| Assignment |
Below are records; give the number of their lines that hold the word "Comics", and write nothing more.

******

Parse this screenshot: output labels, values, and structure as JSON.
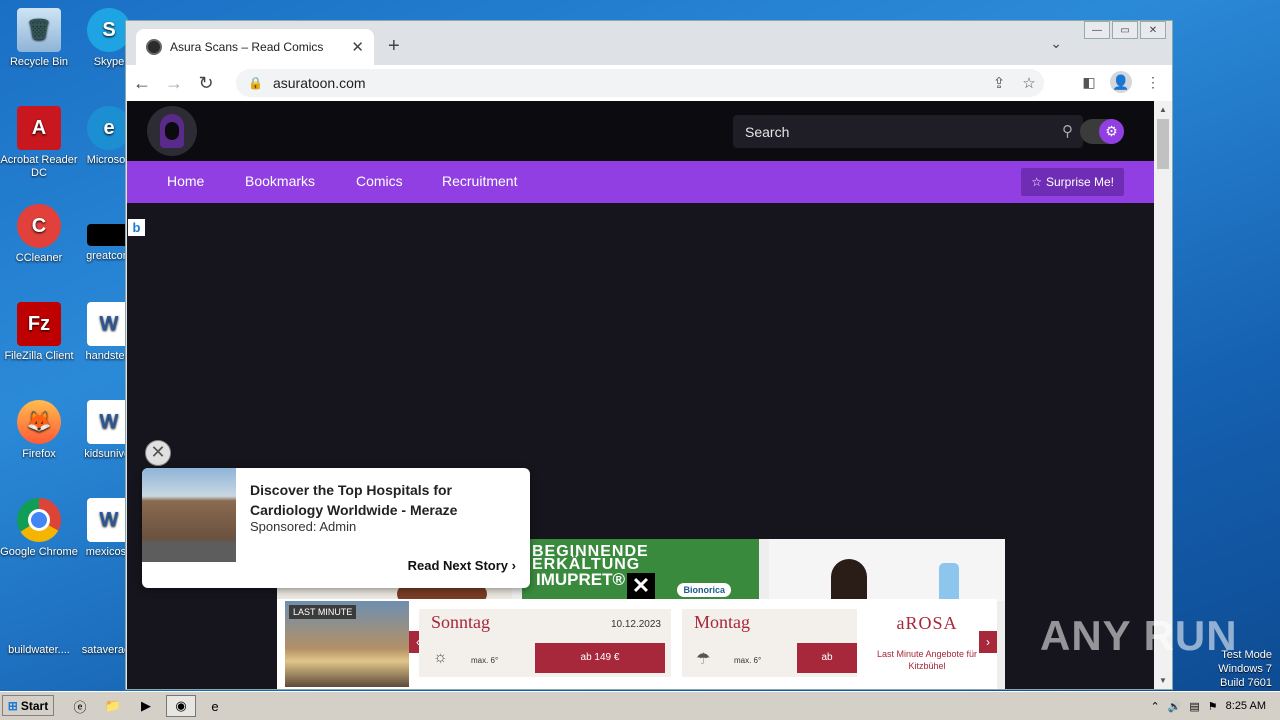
{
  "desktop": {
    "icons": [
      {
        "label": "Recycle Bin"
      },
      {
        "label": "Skype"
      },
      {
        "label": "Acrobat Reader DC"
      },
      {
        "label": "Microsoft"
      },
      {
        "label": "CCleaner"
      },
      {
        "label": "greatcom"
      },
      {
        "label": "FileZilla Client"
      },
      {
        "label": "handstecl"
      },
      {
        "label": "Firefox"
      },
      {
        "label": "kidsuniver"
      },
      {
        "label": "Google Chrome"
      },
      {
        "label": "mexicose"
      },
      {
        "label": "buildwater...."
      },
      {
        "label": "sataverage"
      }
    ]
  },
  "browser": {
    "tab_title": "Asura Scans – Read Comics",
    "tab_close": "✕",
    "new_tab": "+",
    "url": "asuratoon.com"
  },
  "site": {
    "search_placeholder": "Search",
    "nav": [
      "Home",
      "Bookmarks",
      "Comics",
      "Recruitment"
    ],
    "surprise_label": "Surprise Me!",
    "bing_badge": "b"
  },
  "ads": {
    "green_line1": "BEGINNENDE",
    "green_line2": "ERKÄLTUNG",
    "green_line3": "IMUPRET®",
    "green_brand": "Bionorica",
    "last_minute_tag": "LAST MINUTE",
    "days": [
      {
        "name": "Sonntag",
        "date": "10.12.2023",
        "temp": "max. 6°",
        "price": "ab 149 €"
      },
      {
        "name": "Montag",
        "date": "",
        "temp": "max. 6°",
        "price": "ab"
      }
    ],
    "arosa_brand": "aROSA",
    "arosa_promo": "Last Minute Angebote für Kitzbühel",
    "native_headline": "Discover the Top Hospitals for Cardiology Worldwide - Meraze",
    "native_sponsor": "Sponsored: Admin",
    "native_cta": "Read Next Story"
  },
  "taskbar": {
    "start_label": "Start",
    "clock": "8:25 AM"
  },
  "watermark": {
    "line1": "Test Mode",
    "line2": "Windows 7",
    "line3": "Build 7601",
    "anyrun": "ANY RUN"
  }
}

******

| Answer box |
2